• TASK GOAL:
Restate, word for word, every line of the data.

Stored records:
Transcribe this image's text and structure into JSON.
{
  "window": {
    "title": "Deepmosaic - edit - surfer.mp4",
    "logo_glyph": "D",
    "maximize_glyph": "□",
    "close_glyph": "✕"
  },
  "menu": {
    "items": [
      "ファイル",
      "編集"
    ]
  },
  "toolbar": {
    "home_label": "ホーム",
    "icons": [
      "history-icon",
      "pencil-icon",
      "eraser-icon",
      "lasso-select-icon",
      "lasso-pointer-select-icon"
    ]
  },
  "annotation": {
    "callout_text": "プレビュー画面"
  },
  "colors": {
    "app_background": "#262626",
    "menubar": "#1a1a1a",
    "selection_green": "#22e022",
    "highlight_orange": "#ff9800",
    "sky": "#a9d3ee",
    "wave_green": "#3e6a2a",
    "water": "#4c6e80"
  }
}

• EXPECTED OUTPUT:
Transcribe this image's text and structure into JSON.
{
  "window": {
    "title": "Deepmosaic - edit - surfer.mp4",
    "logo_glyph": "D",
    "maximize_glyph": "□",
    "close_glyph": "✕"
  },
  "menu": {
    "items": [
      "ファイル",
      "編集"
    ]
  },
  "toolbar": {
    "home_label": "ホーム",
    "icons": [
      "history-icon",
      "pencil-icon",
      "eraser-icon",
      "lasso-select-icon",
      "lasso-pointer-select-icon"
    ]
  },
  "annotation": {
    "callout_text": "プレビュー画面"
  },
  "colors": {
    "app_background": "#262626",
    "menubar": "#1a1a1a",
    "selection_green": "#22e022",
    "highlight_orange": "#ff9800",
    "sky": "#a9d3ee",
    "wave_green": "#3e6a2a",
    "water": "#4c6e80"
  }
}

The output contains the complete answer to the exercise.